Top of Exercise materials
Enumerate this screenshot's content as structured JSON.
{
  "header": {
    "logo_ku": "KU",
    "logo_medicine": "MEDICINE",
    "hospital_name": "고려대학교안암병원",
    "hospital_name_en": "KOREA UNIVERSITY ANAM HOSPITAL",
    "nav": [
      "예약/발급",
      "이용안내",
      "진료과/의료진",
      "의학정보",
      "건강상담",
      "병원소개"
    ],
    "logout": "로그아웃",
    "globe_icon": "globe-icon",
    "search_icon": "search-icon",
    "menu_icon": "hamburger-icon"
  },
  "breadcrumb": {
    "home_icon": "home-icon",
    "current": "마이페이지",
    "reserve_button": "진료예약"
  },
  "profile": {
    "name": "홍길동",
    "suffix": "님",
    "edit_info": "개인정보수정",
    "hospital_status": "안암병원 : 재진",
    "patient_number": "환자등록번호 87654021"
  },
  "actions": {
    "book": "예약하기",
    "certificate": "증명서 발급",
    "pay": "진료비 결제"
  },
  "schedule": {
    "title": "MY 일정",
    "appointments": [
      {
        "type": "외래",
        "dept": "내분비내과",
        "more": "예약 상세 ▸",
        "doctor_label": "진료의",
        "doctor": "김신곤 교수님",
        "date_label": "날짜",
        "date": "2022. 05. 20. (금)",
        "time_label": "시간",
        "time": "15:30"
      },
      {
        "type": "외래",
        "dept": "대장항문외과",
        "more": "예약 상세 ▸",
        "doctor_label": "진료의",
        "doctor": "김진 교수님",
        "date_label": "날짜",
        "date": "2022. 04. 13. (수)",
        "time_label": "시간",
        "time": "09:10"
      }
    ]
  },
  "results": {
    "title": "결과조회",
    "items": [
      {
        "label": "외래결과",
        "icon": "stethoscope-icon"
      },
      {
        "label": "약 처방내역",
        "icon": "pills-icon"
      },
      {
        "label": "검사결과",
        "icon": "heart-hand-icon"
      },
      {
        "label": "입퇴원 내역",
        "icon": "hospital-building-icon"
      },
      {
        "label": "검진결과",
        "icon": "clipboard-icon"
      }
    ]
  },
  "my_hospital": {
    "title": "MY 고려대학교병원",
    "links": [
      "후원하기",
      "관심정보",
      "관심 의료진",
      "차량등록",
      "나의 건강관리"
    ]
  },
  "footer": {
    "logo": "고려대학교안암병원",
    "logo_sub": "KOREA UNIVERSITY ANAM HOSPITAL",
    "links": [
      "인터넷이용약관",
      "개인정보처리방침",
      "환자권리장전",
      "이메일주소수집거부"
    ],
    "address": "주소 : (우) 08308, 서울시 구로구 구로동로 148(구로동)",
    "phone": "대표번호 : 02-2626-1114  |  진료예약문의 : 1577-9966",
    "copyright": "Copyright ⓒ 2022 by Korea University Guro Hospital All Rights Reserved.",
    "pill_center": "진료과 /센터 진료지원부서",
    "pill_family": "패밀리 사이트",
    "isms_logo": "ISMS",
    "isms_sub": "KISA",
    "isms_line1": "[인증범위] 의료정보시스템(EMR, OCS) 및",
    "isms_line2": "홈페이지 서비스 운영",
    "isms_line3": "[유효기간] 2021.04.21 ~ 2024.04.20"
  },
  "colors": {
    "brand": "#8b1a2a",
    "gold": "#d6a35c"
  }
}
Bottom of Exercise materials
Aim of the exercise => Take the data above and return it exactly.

Your response =>
Enumerate this screenshot's content as structured JSON.
{
  "header": {
    "logo_ku": "KU",
    "logo_medicine": "MEDICINE",
    "hospital_name": "고려대학교안암병원",
    "hospital_name_en": "KOREA UNIVERSITY ANAM HOSPITAL",
    "nav": [
      "예약/발급",
      "이용안내",
      "진료과/의료진",
      "의학정보",
      "건강상담",
      "병원소개"
    ],
    "logout": "로그아웃",
    "globe_icon": "globe-icon",
    "search_icon": "search-icon",
    "menu_icon": "hamburger-icon"
  },
  "breadcrumb": {
    "home_icon": "home-icon",
    "current": "마이페이지",
    "reserve_button": "진료예약"
  },
  "profile": {
    "name": "홍길동",
    "suffix": "님",
    "edit_info": "개인정보수정",
    "hospital_status": "안암병원 : 재진",
    "patient_number": "환자등록번호 87654021"
  },
  "actions": {
    "book": "예약하기",
    "certificate": "증명서 발급",
    "pay": "진료비 결제"
  },
  "schedule": {
    "title": "MY 일정",
    "appointments": [
      {
        "type": "외래",
        "dept": "내분비내과",
        "more": "예약 상세 ▸",
        "doctor_label": "진료의",
        "doctor": "김신곤 교수님",
        "date_label": "날짜",
        "date": "2022. 05. 20. (금)",
        "time_label": "시간",
        "time": "15:30"
      },
      {
        "type": "외래",
        "dept": "대장항문외과",
        "more": "예약 상세 ▸",
        "doctor_label": "진료의",
        "doctor": "김진 교수님",
        "date_label": "날짜",
        "date": "2022. 04. 13. (수)",
        "time_label": "시간",
        "time": "09:10"
      }
    ]
  },
  "results": {
    "title": "결과조회",
    "items": [
      {
        "label": "외래결과",
        "icon": "stethoscope-icon"
      },
      {
        "label": "약 처방내역",
        "icon": "pills-icon"
      },
      {
        "label": "검사결과",
        "icon": "heart-hand-icon"
      },
      {
        "label": "입퇴원 내역",
        "icon": "hospital-building-icon"
      },
      {
        "label": "검진결과",
        "icon": "clipboard-icon"
      }
    ]
  },
  "my_hospital": {
    "title": "MY 고려대학교병원",
    "links": [
      "후원하기",
      "관심정보",
      "관심 의료진",
      "차량등록",
      "나의 건강관리"
    ]
  },
  "footer": {
    "logo": "고려대학교안암병원",
    "logo_sub": "KOREA UNIVERSITY ANAM HOSPITAL",
    "links": [
      "인터넷이용약관",
      "개인정보처리방침",
      "환자권리장전",
      "이메일주소수집거부"
    ],
    "address": "주소 : (우) 08308, 서울시 구로구 구로동로 148(구로동)",
    "phone": "대표번호 : 02-2626-1114  |  진료예약문의 : 1577-9966",
    "copyright": "Copyright ⓒ 2022 by Korea University Guro Hospital All Rights Reserved.",
    "pill_center": "진료과 /센터 진료지원부서",
    "pill_family": "패밀리 사이트",
    "isms_logo": "ISMS",
    "isms_sub": "KISA",
    "isms_line1": "[인증범위] 의료정보시스템(EMR, OCS) 및",
    "isms_line2": "홈페이지 서비스 운영",
    "isms_line3": "[유효기간] 2021.04.21 ~ 2024.04.20"
  },
  "colors": {
    "brand": "#8b1a2a",
    "gold": "#d6a35c"
  }
}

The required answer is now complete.